Seeking superior stem cells

New technique produces one hundred-fold increase in efficiency in reprogramming human cells

Seeking superior stem cells

colony.jpgGenome Research Limited
A SH-iPSC Colony on STO feeders.

Researchers from the Wellcome Trust Sanger Institute have today (10/10/2011) announced a new technique to reprogramme human cells, such as skin cells, into stem cells. Their process increases the efficiency of cell reprogramming by one hundred-fold and generates cells of a higher quality at a faster rate.

Until now cells have been reprogrammed using four specific regulatory proteins. By adding two further regulatory factors, Liu and co-workers brought about a dramatic improvement in the efficiency of reprogramming and the robustness of stem cell development. The new streamlined process produces cells that can grow more easily.

"This research is a milestone in human stem cells. Our technique provides a foundation to unlock the full potential of stem cells."

Wei Wang, first author on the research from the Wellcome Trust Sanger Institute

Stem cells are unspecialized cells that are able to renew themselves through cell division and can be induced to become functional tissue- or organ-specific cells. It is hoped that stem cells will be used to replace dying or damaged cells with healthy, functional cells. This could have wide-ranging uses in medicine such as organ replacement, bone replacement and treatment of neurodegenerative diseases.
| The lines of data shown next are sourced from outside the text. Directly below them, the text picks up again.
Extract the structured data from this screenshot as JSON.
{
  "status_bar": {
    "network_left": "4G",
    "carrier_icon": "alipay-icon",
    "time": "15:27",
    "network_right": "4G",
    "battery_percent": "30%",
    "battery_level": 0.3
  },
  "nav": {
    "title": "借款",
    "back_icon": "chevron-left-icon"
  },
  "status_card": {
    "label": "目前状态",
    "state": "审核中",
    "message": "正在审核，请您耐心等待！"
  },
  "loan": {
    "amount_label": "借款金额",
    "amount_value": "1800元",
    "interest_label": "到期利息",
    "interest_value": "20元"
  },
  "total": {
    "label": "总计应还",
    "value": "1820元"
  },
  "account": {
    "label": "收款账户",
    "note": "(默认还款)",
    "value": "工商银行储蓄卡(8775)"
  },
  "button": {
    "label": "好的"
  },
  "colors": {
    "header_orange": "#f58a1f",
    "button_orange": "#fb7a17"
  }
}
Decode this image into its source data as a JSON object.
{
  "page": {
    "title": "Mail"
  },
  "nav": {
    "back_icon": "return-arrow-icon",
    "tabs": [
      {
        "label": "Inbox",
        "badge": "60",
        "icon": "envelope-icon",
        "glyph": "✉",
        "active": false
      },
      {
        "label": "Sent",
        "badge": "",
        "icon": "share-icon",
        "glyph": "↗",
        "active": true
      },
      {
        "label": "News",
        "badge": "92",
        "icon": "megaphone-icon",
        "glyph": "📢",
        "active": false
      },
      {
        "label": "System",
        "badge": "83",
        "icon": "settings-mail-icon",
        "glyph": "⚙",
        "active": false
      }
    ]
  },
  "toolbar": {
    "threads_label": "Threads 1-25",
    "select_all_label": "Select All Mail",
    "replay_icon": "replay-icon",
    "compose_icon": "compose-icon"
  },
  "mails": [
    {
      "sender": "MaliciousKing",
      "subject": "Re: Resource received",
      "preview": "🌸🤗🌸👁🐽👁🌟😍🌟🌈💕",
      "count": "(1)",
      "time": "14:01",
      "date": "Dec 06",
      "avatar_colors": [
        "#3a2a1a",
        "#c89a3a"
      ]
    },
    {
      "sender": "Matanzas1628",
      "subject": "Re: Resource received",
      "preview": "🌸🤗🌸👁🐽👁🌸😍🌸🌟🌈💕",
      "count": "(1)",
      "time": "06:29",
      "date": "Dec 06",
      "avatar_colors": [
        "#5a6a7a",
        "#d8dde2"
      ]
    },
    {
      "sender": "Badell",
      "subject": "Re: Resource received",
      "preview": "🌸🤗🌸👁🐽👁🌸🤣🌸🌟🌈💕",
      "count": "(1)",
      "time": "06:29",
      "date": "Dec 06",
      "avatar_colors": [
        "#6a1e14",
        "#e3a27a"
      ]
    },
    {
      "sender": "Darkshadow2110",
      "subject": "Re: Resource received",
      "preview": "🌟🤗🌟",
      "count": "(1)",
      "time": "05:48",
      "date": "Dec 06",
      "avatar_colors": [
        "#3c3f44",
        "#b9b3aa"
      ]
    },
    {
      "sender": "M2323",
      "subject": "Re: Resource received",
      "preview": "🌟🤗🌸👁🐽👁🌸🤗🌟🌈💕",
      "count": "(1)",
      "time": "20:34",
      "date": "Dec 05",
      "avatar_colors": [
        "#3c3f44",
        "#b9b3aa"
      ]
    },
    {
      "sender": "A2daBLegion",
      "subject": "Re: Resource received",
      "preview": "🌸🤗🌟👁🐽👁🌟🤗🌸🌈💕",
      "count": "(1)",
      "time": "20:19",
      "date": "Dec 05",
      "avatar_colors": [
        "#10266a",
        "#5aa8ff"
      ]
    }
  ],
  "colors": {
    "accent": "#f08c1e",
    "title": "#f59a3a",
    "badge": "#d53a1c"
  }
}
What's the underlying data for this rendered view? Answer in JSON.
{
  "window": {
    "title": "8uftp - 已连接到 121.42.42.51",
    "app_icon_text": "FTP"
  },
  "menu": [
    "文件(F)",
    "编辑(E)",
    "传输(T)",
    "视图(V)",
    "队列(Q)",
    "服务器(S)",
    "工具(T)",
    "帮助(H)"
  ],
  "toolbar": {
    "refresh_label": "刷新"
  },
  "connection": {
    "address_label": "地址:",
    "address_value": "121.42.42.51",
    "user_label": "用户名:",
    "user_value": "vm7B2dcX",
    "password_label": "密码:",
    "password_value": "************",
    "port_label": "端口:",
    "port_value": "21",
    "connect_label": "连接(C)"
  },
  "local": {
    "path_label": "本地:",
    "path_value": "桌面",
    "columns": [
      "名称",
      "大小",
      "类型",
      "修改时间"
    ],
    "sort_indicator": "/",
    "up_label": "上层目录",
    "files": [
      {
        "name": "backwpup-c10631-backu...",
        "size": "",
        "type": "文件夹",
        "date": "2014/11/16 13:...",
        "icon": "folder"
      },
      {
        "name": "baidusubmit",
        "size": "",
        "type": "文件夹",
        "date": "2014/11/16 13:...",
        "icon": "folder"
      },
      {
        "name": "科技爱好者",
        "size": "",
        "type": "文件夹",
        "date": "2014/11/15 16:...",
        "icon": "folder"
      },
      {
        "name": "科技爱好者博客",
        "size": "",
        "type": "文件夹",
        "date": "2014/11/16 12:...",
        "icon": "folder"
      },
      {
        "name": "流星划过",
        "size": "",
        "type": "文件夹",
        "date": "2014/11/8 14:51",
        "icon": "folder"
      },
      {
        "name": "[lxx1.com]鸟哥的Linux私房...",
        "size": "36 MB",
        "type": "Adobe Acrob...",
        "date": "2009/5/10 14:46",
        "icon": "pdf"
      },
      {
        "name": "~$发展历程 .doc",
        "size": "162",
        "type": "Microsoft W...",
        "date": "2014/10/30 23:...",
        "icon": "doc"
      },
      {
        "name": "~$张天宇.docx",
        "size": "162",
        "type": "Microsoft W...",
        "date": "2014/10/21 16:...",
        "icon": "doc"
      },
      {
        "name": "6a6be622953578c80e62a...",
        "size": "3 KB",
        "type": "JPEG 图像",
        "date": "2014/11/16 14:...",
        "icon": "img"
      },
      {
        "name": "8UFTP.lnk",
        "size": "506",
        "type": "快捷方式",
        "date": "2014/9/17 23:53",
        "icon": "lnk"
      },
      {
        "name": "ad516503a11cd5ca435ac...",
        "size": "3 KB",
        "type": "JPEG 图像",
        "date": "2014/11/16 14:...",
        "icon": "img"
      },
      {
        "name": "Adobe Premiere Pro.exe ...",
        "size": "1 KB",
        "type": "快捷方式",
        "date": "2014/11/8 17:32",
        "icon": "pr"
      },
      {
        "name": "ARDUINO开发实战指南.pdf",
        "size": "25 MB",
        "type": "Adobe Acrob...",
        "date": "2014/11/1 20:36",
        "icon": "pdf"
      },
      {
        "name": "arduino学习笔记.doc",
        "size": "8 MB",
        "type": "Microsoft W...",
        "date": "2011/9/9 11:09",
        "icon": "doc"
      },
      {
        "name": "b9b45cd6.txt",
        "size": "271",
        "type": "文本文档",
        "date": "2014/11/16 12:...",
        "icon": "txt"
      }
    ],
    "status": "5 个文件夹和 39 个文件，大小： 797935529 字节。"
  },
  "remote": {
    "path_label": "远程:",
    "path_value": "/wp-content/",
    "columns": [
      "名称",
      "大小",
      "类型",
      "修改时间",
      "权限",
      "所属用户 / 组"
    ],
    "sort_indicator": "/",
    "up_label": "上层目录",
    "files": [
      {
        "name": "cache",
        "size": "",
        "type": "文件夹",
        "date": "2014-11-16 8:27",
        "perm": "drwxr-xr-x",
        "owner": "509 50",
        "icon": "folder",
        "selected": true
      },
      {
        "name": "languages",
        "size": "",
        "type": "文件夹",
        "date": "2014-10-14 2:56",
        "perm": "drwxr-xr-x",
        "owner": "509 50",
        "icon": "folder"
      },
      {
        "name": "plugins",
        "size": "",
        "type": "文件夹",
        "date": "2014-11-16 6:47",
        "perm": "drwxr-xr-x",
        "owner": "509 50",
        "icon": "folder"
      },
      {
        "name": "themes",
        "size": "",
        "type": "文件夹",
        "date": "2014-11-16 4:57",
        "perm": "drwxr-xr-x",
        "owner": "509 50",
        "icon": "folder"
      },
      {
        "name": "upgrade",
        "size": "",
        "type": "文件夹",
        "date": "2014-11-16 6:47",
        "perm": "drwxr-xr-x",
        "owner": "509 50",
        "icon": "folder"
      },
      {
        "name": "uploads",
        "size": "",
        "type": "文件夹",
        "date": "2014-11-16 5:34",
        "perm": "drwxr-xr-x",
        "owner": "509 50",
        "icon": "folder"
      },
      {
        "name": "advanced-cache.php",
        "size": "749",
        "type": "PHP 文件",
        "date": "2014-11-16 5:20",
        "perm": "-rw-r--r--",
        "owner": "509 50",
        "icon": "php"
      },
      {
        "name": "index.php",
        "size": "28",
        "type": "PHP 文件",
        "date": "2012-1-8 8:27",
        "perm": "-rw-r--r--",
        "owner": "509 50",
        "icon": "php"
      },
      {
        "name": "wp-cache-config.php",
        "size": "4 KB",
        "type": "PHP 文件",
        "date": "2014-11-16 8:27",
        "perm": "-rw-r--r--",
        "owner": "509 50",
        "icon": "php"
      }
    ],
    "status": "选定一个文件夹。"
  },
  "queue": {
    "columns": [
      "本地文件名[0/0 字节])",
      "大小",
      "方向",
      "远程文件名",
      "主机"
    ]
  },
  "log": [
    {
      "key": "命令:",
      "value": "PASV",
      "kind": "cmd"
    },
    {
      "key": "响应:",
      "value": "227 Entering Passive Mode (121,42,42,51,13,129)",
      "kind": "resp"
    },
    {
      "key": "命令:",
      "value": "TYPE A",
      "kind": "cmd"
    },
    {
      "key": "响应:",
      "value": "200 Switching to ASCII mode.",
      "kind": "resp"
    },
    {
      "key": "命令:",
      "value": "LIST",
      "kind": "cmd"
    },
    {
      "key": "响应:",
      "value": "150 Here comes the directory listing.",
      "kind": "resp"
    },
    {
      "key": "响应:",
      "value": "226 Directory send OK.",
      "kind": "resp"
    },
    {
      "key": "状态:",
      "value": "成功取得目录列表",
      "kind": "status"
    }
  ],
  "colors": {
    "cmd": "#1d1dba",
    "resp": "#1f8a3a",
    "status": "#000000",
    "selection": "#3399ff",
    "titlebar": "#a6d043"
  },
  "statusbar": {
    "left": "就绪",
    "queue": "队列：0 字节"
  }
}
With more than 20 years of research, gold standard stem cells are derived from mice, largely because they are easy to work with and provide accurate and reproducible results. The team's aim was to develop human cells of equivalent quality to mouse stem cells.

"The reprogrammed cells developed by our team have proved to have the same capabilities as mouse stem cells. Our approach will enable researchers to easily engineer and reprogramme human stem cells to generate cell types for cell replacement therapies in humans."

Pentao Liu, senior author from the Sanger Institute

Retinoic acid receptor gamma (RAR-Y) and liver receptor homolog (Lrh-1), the additional regulatory factors used by Liu and co-workers, were introduced into the skin cells along with the four other regulatory proteins. The team's technology produced reprogrammed cells after just four days, compared to the seven days required for the four-protein approach. Key indicators of successfully reprogrammed cells, Oct4 and Rex-1 genes, were seen to be switched on much faster in a much higher number of cells, demonstrating increased efficiency in reprogramming.

"This is the most promising and exciting development in our attempt to develop human stem cells that lend themselves in practical applications. It bears comparison to other technologies as it is simple, robust and reliable."

Allan Bradley, Senior Group Leader and Director Emeritus at the Sanger Institute

Notes to Editors
  • Rapid and efficient reprogramming of somatic cells to induced pluripotent stem cells by retinoic acid receptor gamma and liver receptor homolog 1.

    Wang W, Yang J, Liu H, Lu D, Chen X et al.

    Proceedings of the National Academy of Sciences of the United States of America 2011;108;45;18283-8


This work was supported by the Wellcome Trust and by the China Scholarship Council

Participating Centres
  • Wellcome Trust Sanger Institute, Hinxton, United Kingdom
  • College of Animal Science and Technology, Huazhong Agriculture University, Wuhan, China
  • Science Applications International Corporation-Frederick, Frederick
  • National Cancer Institute-Frederick, Frederick
  • Wellcome Trust Centre for Stem Cell Research, University of Cambridge, Cambridge United Kingdom
Selected Websites
Contact the Press Office

Dr Samantha Wynne, Media Officer

Tel +44 (0)1223 492 368

Emily Mobley, Media Officer

Tel +44 (0)1223 496 851

Wellcome Sanger Institute,
CB10 1SA,

Mobile +44 (0) 7900 607793

Recent News

First lung map uncovers new insights into asthma
Understanding lung cells and their signals could help towards finding new asthma drug targets
Sanger Institute researcher honoured by EMBO
Professor Nicole Soranzo becomes an elected member of the European Molecular Biology Organization
Pneumonia mapped in largest genomic survey of any disease-causing bacterium
Study will help predict strains important for new vaccines